- **Work to be completed**
Whenever a line in the data below includes the string "JSON", copy it out.

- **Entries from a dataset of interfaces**
━━━━━━━━

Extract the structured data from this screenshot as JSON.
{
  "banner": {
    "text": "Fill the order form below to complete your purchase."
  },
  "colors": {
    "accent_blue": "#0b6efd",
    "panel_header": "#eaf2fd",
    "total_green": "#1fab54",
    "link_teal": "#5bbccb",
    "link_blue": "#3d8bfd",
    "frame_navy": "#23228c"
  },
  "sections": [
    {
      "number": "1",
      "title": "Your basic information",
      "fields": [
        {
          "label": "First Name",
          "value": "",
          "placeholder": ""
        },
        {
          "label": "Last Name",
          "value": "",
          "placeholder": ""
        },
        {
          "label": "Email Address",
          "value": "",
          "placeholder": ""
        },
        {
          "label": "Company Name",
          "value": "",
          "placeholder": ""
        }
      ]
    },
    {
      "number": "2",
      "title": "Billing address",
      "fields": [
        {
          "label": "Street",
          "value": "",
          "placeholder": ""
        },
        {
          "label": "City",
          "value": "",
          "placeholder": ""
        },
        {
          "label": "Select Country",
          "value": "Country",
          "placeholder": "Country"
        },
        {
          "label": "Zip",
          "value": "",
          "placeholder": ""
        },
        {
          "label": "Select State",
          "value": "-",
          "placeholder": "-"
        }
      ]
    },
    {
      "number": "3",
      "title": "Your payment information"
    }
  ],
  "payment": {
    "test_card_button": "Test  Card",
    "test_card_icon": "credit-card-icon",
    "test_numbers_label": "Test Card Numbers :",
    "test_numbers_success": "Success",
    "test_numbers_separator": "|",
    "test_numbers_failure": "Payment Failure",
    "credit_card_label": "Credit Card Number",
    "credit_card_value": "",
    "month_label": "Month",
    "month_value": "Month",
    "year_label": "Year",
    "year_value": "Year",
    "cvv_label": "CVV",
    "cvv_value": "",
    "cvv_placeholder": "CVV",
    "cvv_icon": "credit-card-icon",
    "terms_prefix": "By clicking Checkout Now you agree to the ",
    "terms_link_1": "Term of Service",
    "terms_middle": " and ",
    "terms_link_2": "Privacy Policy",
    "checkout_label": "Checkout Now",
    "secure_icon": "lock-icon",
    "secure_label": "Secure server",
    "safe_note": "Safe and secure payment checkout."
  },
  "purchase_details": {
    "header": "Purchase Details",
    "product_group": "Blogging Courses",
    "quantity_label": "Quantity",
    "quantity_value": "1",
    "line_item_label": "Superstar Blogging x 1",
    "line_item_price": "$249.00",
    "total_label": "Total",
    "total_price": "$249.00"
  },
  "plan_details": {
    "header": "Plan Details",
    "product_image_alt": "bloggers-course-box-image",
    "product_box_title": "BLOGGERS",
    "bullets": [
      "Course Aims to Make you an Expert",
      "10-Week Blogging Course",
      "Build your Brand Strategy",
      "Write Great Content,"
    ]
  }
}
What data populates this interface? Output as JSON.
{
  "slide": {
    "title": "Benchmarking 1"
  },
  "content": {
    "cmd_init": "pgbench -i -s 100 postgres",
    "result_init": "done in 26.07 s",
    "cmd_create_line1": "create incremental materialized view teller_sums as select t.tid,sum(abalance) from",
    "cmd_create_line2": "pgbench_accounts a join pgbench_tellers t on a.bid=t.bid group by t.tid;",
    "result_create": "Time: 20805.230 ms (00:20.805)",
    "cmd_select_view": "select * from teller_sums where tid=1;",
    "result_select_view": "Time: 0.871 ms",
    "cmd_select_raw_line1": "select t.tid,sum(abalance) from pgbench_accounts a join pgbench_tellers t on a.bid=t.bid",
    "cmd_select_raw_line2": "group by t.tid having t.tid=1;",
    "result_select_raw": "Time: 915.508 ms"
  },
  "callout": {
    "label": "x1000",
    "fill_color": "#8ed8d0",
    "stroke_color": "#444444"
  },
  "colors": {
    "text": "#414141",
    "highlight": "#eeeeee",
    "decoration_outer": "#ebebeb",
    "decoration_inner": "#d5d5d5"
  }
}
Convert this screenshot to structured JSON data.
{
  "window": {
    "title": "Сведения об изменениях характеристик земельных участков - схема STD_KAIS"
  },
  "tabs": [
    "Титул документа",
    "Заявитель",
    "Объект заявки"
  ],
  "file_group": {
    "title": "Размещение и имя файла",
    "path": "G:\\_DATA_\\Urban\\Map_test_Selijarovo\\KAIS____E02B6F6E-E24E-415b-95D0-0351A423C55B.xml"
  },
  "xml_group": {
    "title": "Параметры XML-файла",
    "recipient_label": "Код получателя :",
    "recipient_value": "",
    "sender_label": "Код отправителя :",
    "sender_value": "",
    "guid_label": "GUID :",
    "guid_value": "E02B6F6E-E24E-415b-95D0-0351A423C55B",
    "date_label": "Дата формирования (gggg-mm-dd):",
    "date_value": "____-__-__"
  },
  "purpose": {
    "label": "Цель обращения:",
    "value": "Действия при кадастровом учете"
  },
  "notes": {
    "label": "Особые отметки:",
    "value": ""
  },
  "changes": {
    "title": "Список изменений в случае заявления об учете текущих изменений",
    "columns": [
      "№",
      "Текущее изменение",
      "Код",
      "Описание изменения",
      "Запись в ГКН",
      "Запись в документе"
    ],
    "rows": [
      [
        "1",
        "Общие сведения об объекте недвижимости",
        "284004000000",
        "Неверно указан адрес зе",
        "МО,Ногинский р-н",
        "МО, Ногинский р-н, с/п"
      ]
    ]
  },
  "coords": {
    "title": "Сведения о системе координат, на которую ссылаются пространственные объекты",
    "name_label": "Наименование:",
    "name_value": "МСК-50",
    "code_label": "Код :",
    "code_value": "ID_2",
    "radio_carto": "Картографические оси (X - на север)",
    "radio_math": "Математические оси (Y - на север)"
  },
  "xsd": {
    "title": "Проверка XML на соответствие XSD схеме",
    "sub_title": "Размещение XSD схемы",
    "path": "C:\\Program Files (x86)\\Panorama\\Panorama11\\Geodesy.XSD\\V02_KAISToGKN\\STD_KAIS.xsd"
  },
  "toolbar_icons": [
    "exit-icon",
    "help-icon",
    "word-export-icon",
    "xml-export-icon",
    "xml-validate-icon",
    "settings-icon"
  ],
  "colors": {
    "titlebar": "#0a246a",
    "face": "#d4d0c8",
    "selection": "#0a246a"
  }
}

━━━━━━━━

- **Written reply**
Extract the structured data from this screenshot as JSON.
What data populates this interface? Output as JSON.
Convert this screenshot to structured JSON data.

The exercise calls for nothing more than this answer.